- If you choose to follow our routes, the distance from Hora to Glinado is 5.5km and to Galini is 8km.
- Bus tours leave from Hora and include a number of the recommended villages.
- Τhe villages are easy to find, but don’t feel you need to see them all. You can stay overnight in some of the bigger ones (but make sure you’ve booked as accommodation is limited).
Feel free to mix and match the villages depending on what you want to see.
Museums and cultural sites:
- Sanctuary of Dionysius: Open daily (except Monday) from 8:30-15:00. Free entry. Access for visitors with disabilities. Tel +30 22850 29389/24150.
- Bazeos Tower: Open daily June-September from 10:00-17:00. Ticket: €5 (€3 reduced). Limited access for visitors with mobility difficulties.
- Archaeological Museum of Gyroula: Open daily (except Tuesday) 8:30-15:00. Ticket: €4 (€2 reduced). Suitable for visitors with disabilities.
- Archaeological Museum: Open daily (except Tuesday) 8:00-16:00. Ticket: €2 (€1 reduced). Access for visitors with disabilities. Tel. +30 22850 61725.
- Natural History and Folklore Museum: Open daily from 10:00-18:00 during summer. Closed in winter. Free entry. Access for visitors with disabilities. Tel +30 22850 61725.
- Women's Textile Cooperative: Open Mon-Fri from 9:00-17:00. Access for visitors with mobility difficulties to textiles display and gift shop but not factory. Tel: +30 22850 61436.
- Nikos Glezos Library: Mon-Fri from 9:00-13:00. Not suitable for visitors with disabilities.
- Olive Press Museum: Open daily 10:00-18:00 from April-October. Free entry (including guided tour and tasting). Not suitable for people with disabilities.
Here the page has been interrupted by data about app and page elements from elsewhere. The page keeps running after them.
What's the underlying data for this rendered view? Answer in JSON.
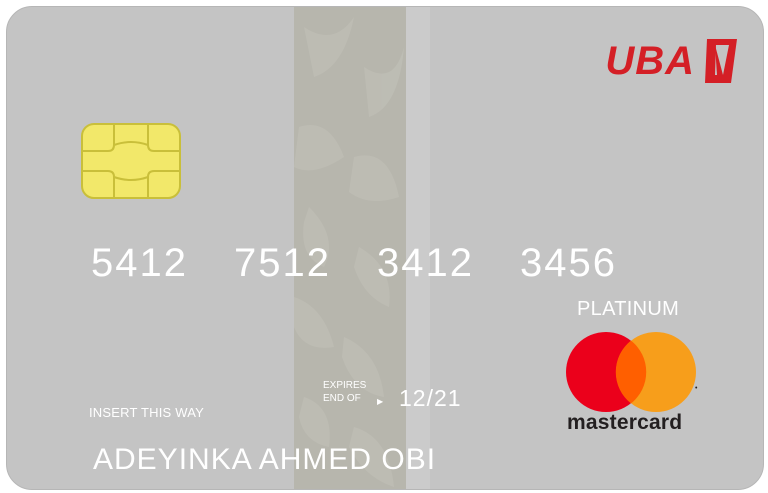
{
  "card": {
    "bank_logo_text": "UBA",
    "brand_color": "#d41f26",
    "card_number": [
      "5412",
      "7512",
      "3412",
      "3456"
    ],
    "insert_hint": "INSERT THIS WAY",
    "expires_label_line1": "EXPIRES",
    "expires_label_line2": "END OF",
    "expiry_date": "12/21",
    "cardholder_name": "ADEYINKA AHMED OBI",
    "tier": "PLATINUM",
    "network_name": "mastercard",
    "network_colors": {
      "red": "#eb001b",
      "orange": "#f79e1b",
      "overlap": "#ff5f00"
    },
    "card_color": "#c4c4c4",
    "chip_color": "#f2e86a"
  }
}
More info
- Traditional Olive Press: Open daily from 8:00 till sunset. Free entry. Not suitable for people with disabilities.
- Renovated Olive Press: Visits upon request. Tel: +30 22850 51457
As opening times may change according to season, we suggest calling before your visit.
Organised tours typically run from April and cost around 25-30 euros per person.
You can visit the villages of Naxos at any time of year but the ideal months are April to October.
- Organised tours are typically day trips (9am-5pm).
- Each suggested itinerary lasts a day (40-43km from Hora to the last village)
Let’s all try to keep the magic of Greece’s villages, towns and cities alive for future generations.